Task goal
Quote all of the data below exactly, please.

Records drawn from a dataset
· · · · · · ·
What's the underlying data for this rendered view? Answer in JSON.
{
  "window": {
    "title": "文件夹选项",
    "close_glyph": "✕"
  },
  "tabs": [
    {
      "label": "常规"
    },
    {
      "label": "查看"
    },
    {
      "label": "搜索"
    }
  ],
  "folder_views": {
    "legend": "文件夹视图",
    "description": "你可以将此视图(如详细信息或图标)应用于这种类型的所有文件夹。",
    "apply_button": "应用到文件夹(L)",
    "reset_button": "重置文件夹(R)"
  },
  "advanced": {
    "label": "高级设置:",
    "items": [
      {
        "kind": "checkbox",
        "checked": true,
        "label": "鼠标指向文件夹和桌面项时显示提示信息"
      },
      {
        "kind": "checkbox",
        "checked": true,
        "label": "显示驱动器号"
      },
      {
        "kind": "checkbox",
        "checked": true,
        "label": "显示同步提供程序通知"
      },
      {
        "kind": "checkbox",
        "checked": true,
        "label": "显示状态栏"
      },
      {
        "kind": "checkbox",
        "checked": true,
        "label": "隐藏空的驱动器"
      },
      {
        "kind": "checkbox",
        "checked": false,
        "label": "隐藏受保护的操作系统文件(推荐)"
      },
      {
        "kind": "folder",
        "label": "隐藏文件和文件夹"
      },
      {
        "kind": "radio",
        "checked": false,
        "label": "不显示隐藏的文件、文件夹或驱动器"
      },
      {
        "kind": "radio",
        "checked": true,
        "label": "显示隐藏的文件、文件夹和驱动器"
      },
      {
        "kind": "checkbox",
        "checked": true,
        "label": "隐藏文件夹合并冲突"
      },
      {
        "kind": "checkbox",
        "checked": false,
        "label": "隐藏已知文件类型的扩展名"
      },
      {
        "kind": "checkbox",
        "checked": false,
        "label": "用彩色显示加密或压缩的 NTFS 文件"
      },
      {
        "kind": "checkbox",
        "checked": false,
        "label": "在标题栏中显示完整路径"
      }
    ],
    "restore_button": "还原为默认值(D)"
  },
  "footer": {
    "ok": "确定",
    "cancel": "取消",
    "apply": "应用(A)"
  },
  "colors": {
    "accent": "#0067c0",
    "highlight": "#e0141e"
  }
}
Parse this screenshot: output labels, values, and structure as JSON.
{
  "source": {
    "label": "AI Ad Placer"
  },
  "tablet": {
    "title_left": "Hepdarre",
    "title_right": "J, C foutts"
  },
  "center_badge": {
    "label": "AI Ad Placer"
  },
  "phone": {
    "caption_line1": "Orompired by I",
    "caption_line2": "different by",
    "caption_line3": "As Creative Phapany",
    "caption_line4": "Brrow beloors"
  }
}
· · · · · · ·
Problem solution
What's the underlying data for this rendered view? Answer in JSON.
{
  "window": {
    "title": "文件夹选项",
    "close_glyph": "✕"
  },
  "tabs": [
    {
      "label": "常规"
    },
    {
      "label": "查看"
    },
    {
      "label": "搜索"
    }
  ],
  "folder_views": {
    "legend": "文件夹视图",
    "description": "你可以将此视图(如详细信息或图标)应用于这种类型的所有文件夹。",
    "apply_button": "应用到文件夹(L)",
    "reset_button": "重置文件夹(R)"
  },
  "advanced": {
    "label": "高级设置:",
    "items": [
      {
        "kind": "checkbox",
        "checked": true,
        "label": "鼠标指向文件夹和桌面项时显示提示信息"
      },
      {
        "kind": "checkbox",
        "checked": true,
        "label": "显示驱动器号"
      },
      {
        "kind": "checkbox",
        "checked": true,
        "label": "显示同步提供程序通知"
      },
      {
        "kind": "checkbox",
        "checked": true,
        "label": "显示状态栏"
      },
      {
        "kind": "checkbox",
        "checked": true,
        "label": "隐藏空的驱动器"
      },
      {
        "kind": "checkbox",
        "checked": false,
        "label": "隐藏受保护的操作系统文件(推荐)"
      },
      {
        "kind": "folder",
        "label": "隐藏文件和文件夹"
      },
      {
        "kind": "radio",
        "checked": false,
        "label": "不显示隐藏的文件、文件夹或驱动器"
      },
      {
        "kind": "radio",
        "checked": true,
        "label": "显示隐藏的文件、文件夹和驱动器"
      },
      {
        "kind": "checkbox",
        "checked": true,
        "label": "隐藏文件夹合并冲突"
      },
      {
        "kind": "checkbox",
        "checked": false,
        "label": "隐藏已知文件类型的扩展名"
      },
      {
        "kind": "checkbox",
        "checked": false,
        "label": "用彩色显示加密或压缩的 NTFS 文件"
      },
      {
        "kind": "checkbox",
        "checked": false,
        "label": "在标题栏中显示完整路径"
      }
    ],
    "restore_button": "还原为默认值(D)"
  },
  "footer": {
    "ok": "确定",
    "cancel": "取消",
    "apply": "应用(A)"
  },
  "colors": {
    "accent": "#0067c0",
    "highlight": "#e0141e"
  }
}
Parse this screenshot: output labels, values, and structure as JSON.
{
  "source": {
    "label": "AI Ad Placer"
  },
  "tablet": {
    "title_left": "Hepdarre",
    "title_right": "J, C foutts"
  },
  "center_badge": {
    "label": "AI Ad Placer"
  },
  "phone": {
    "caption_line1": "Orompired by I",
    "caption_line2": "different by",
    "caption_line3": "As Creative Phapany",
    "caption_line4": "Brrow beloors"
  }
}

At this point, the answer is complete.